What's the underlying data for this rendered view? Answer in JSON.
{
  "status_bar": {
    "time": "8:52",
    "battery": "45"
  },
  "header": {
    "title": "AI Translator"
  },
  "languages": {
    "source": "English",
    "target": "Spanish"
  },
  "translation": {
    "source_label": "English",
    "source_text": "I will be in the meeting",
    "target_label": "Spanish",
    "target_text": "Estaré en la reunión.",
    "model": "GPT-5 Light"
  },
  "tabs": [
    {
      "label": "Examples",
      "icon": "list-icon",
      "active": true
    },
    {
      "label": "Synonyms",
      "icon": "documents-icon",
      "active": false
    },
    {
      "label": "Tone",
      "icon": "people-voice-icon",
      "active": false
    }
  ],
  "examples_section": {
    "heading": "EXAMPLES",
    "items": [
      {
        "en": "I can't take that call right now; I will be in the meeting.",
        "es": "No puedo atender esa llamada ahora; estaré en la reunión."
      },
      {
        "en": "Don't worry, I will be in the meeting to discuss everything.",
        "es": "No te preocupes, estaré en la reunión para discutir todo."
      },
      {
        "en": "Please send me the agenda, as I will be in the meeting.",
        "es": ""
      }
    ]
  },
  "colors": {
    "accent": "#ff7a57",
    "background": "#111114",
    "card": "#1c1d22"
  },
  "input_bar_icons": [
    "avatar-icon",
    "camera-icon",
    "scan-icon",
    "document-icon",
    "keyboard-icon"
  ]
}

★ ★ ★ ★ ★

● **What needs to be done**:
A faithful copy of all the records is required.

● **Solution below**:
What's the underlying data for this rendered view? Answer in JSON.
{
  "status_bar": {
    "time": "8:52",
    "battery": "45"
  },
  "header": {
    "title": "AI Translator"
  },
  "languages": {
    "source": "English",
    "target": "Spanish"
  },
  "translation": {
    "source_label": "English",
    "source_text": "I will be in the meeting",
    "target_label": "Spanish",
    "target_text": "Estaré en la reunión.",
    "model": "GPT-5 Light"
  },
  "tabs": [
    {
      "label": "Examples",
      "icon": "list-icon",
      "active": true
    },
    {
      "label": "Synonyms",
      "icon": "documents-icon",
      "active": false
    },
    {
      "label": "Tone",
      "icon": "people-voice-icon",
      "active": false
    }
  ],
  "examples_section": {
    "heading": "EXAMPLES",
    "items": [
      {
        "en": "I can't take that call right now; I will be in the meeting.",
        "es": "No puedo atender esa llamada ahora; estaré en la reunión."
      },
      {
        "en": "Don't worry, I will be in the meeting to discuss everything.",
        "es": "No te preocupes, estaré en la reunión para discutir todo."
      },
      {
        "en": "Please send me the agenda, as I will be in the meeting.",
        "es": ""
      }
    ]
  },
  "colors": {
    "accent": "#ff7a57",
    "background": "#111114",
    "card": "#1c1d22"
  },
  "input_bar_icons": [
    "avatar-icon",
    "camera-icon",
    "scan-icon",
    "document-icon",
    "keyboard-icon"
  ]
}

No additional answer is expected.